How to remove/identify trend and the seasonal component separately from time series data? what are the technique available in MINITAB or R software.Can I use Moving Average filter to decompose original time series data? I tryied to use stl command in forecast package in R but when I run code it occur an error.I used monthly tourists arrivals data only. code:fit <- stl(data, t.window=15, s.window="periodic", robust=TRUE) Error in stl(data, t.window = 15, s.window = "periodic", robust = TRUE) : only univariate series are allowed.can anyone give idea to slove my problem

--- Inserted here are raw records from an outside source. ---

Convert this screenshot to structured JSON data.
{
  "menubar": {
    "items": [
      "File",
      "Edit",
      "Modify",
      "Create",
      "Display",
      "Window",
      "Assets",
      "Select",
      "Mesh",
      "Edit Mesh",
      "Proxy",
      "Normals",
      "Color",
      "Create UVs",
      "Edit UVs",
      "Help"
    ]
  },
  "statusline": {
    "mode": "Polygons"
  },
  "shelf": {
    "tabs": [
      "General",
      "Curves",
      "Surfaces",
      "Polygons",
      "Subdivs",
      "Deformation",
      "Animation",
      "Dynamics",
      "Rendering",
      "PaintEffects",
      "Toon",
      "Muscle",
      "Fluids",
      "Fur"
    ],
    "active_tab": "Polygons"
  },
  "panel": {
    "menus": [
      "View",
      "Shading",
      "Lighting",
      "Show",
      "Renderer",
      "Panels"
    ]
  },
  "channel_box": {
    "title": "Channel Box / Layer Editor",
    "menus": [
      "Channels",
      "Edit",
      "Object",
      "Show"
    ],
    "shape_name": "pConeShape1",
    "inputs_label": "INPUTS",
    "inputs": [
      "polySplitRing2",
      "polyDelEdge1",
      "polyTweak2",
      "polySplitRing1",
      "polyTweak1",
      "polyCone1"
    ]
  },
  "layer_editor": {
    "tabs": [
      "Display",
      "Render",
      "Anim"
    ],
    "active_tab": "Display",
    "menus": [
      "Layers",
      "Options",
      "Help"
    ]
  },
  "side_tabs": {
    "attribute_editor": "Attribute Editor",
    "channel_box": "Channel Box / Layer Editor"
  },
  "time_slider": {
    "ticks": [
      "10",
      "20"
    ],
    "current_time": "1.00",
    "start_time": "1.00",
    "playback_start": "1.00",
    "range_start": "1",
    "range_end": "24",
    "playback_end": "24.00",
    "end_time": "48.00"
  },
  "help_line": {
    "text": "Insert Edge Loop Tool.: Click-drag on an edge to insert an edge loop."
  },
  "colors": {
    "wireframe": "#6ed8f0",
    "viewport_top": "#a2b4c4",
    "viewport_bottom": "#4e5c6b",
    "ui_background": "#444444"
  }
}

$\begingroup$ Yes, you can use any of the moving average , weighted moving average, exponential smoothing, centered moving average to identify trend. Forecast package in R can be used for the same. You can use stl command for decomposition. $\endgroup$– SiddheshNov 6, 2015 at 8:26
$\begingroup$ What kind of data are you talking about? Daily, weekly, monthly, quarterly... ? $\endgroup$– RandomDudeNov 6, 2015 at 9:19
$\begingroup$ @RandomDude's question is a good one. If you have grannular data (e.g. daily) you may have day-of-week seasonality along with time-of-year seasonality. This makes things more complex. Post again and give us more info. $\endgroup$– zbicyclistNov 6, 2015 at 20:25
$\begingroup$ I used monthly data. first I took moving average(length=12) .after that trend identified. But I have no idea to identify seasonal component. Should I take to identify seasonal component in detrend data or original data? $\endgroup$– HansanieNov 7, 2015 at 16:46
Where I would START (since you mentioned Minitab) is with a seasonal decomposition. (Stat > Time Series > Decomposition) on the raw data. This will give you seasonal factors for each month, and you can save the deseasonalized data. Note that this should be used for seasonality ONLY. The trend from this procedure is often poor. But once you get rid of seasonality, then you can see how reliable the trend is. Plot your deseasonalized data and stare at it for a bit.
If you are lucky, your trend is linear (or if it is linear after you transform the data in some way) then you can fit this in Minitab as well using a variety of procedures (see @Siddhesh's list).
And R is a good choice (with a very good forecasting package), but with a bit tougher learning curve.
$\begingroup$ I tryied to use stl command in forecast package but when I run code it occur an error.I used monthly tourists arrivals data only. fit <- stl(data, t.window=15, s.window="periodic", robust=TRUE) Error in stl(data, t.window = 15, s.window = "periodic", robust = TRUE) : only univariate series are allowed $\endgroup$– HansanieNov 9, 2015 at 8:14
$\begingroup$ Do you have more than one time series in data? If so, try separating it out and running one time series at a time. $\endgroup$ Nov 10, 2015 at 17:04